# GIVEN INFORMATION
-- -- --
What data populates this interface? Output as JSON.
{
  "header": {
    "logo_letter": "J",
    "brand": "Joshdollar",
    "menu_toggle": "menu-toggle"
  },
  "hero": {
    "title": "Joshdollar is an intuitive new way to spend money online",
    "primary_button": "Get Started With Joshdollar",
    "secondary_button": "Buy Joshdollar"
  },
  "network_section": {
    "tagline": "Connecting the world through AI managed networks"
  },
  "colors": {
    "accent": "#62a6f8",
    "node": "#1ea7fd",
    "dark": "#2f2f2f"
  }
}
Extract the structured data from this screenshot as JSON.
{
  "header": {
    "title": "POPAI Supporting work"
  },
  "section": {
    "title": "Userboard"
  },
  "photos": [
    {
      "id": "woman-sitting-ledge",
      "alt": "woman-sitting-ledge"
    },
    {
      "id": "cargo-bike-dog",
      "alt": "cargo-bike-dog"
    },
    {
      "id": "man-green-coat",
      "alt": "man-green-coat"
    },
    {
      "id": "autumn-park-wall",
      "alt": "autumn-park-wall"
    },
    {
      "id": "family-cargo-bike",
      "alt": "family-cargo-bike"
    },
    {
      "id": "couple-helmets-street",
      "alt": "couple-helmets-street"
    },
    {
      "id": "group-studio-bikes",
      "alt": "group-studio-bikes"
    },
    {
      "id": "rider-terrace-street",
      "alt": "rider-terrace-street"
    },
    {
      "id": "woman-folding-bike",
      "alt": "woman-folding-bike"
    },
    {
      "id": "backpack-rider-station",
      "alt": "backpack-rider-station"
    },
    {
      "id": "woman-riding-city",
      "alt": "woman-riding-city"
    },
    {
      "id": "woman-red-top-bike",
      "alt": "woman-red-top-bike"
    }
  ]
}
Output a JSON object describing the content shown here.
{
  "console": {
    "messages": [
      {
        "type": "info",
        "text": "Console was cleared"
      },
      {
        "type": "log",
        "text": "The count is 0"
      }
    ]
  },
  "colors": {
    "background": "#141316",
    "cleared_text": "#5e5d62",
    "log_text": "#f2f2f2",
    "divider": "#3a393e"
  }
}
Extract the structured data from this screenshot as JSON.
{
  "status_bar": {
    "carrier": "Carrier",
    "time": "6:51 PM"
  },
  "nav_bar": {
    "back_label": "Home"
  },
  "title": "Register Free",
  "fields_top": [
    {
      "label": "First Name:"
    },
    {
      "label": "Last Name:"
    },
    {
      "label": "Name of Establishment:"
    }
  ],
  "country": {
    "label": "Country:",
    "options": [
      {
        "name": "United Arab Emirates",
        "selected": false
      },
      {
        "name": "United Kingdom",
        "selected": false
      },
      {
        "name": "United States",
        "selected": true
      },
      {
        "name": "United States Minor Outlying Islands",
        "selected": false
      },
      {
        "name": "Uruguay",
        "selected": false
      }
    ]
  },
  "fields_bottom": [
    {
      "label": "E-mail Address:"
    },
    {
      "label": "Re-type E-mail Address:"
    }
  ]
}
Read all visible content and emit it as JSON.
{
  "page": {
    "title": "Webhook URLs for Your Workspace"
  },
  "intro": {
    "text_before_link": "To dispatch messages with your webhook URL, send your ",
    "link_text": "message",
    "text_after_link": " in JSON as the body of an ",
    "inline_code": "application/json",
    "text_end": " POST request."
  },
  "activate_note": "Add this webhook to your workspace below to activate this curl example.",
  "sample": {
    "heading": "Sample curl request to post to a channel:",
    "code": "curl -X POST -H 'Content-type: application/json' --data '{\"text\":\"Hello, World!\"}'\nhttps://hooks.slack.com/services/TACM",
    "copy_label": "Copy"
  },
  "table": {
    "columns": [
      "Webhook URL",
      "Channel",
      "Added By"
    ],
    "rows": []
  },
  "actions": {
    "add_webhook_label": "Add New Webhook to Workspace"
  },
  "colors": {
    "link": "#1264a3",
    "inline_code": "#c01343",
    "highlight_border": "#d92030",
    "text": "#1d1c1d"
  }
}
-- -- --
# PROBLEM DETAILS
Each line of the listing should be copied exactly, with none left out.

# SOLUTION BELOW
What data populates this interface? Output as JSON.
{
  "header": {
    "logo_letter": "J",
    "brand": "Joshdollar",
    "menu_toggle": "menu-toggle"
  },
  "hero": {
    "title": "Joshdollar is an intuitive new way to spend money online",
    "primary_button": "Get Started With Joshdollar",
    "secondary_button": "Buy Joshdollar"
  },
  "network_section": {
    "tagline": "Connecting the world through AI managed networks"
  },
  "colors": {
    "accent": "#62a6f8",
    "node": "#1ea7fd",
    "dark": "#2f2f2f"
  }
}
Extract the structured data from this screenshot as JSON.
{
  "header": {
    "title": "POPAI Supporting work"
  },
  "section": {
    "title": "Userboard"
  },
  "photos": [
    {
      "id": "woman-sitting-ledge",
      "alt": "woman-sitting-ledge"
    },
    {
      "id": "cargo-bike-dog",
      "alt": "cargo-bike-dog"
    },
    {
      "id": "man-green-coat",
      "alt": "man-green-coat"
    },
    {
      "id": "autumn-park-wall",
      "alt": "autumn-park-wall"
    },
    {
      "id": "family-cargo-bike",
      "alt": "family-cargo-bike"
    },
    {
      "id": "couple-helmets-street",
      "alt": "couple-helmets-street"
    },
    {
      "id": "group-studio-bikes",
      "alt": "group-studio-bikes"
    },
    {
      "id": "rider-terrace-street",
      "alt": "rider-terrace-street"
    },
    {
      "id": "woman-folding-bike",
      "alt": "woman-folding-bike"
    },
    {
      "id": "backpack-rider-station",
      "alt": "backpack-rider-station"
    },
    {
      "id": "woman-riding-city",
      "alt": "woman-riding-city"
    },
    {
      "id": "woman-red-top-bike",
      "alt": "woman-red-top-bike"
    }
  ]
}
Output a JSON object describing the content shown here.
{
  "console": {
    "messages": [
      {
        "type": "info",
        "text": "Console was cleared"
      },
      {
        "type": "log",
        "text": "The count is 0"
      }
    ]
  },
  "colors": {
    "background": "#141316",
    "cleared_text": "#5e5d62",
    "log_text": "#f2f2f2",
    "divider": "#3a393e"
  }
}
Extract the structured data from this screenshot as JSON.
{
  "status_bar": {
    "carrier": "Carrier",
    "time": "6:51 PM"
  },
  "nav_bar": {
    "back_label": "Home"
  },
  "title": "Register Free",
  "fields_top": [
    {
      "label": "First Name:"
    },
    {
      "label": "Last Name:"
    },
    {
      "label": "Name of Establishment:"
    }
  ],
  "country": {
    "label": "Country:",
    "options": [
      {
        "name": "United Arab Emirates",
        "selected": false
      },
      {
        "name": "United Kingdom",
        "selected": false
      },
      {
        "name": "United States",
        "selected": true
      },
      {
        "name": "United States Minor Outlying Islands",
        "selected": false
      },
      {
        "name": "Uruguay",
        "selected": false
      }
    ]
  },
  "fields_bottom": [
    {
      "label": "E-mail Address:"
    },
    {
      "label": "Re-type E-mail Address:"
    }
  ]
}
Read all visible content and emit it as JSON.
{
  "page": {
    "title": "Webhook URLs for Your Workspace"
  },
  "intro": {
    "text_before_link": "To dispatch messages with your webhook URL, send your ",
    "link_text": "message",
    "text_after_link": " in JSON as the body of an ",
    "inline_code": "application/json",
    "text_end": " POST request."
  },
  "activate_note": "Add this webhook to your workspace below to activate this curl example.",
  "sample": {
    "heading": "Sample curl request to post to a channel:",
    "code": "curl -X POST -H 'Content-type: application/json' --data '{\"text\":\"Hello, World!\"}'\nhttps://hooks.slack.com/services/TACM",
    "copy_label": "Copy"
  },
  "table": {
    "columns": [
      "Webhook URL",
      "Channel",
      "Added By"
    ],
    "rows": []
  },
  "actions": {
    "add_webhook_label": "Add New Webhook to Workspace"
  },
  "colors": {
    "link": "#1264a3",
    "inline_code": "#c01343",
    "highlight_border": "#d92030",
    "text": "#1d1c1d"
  }
}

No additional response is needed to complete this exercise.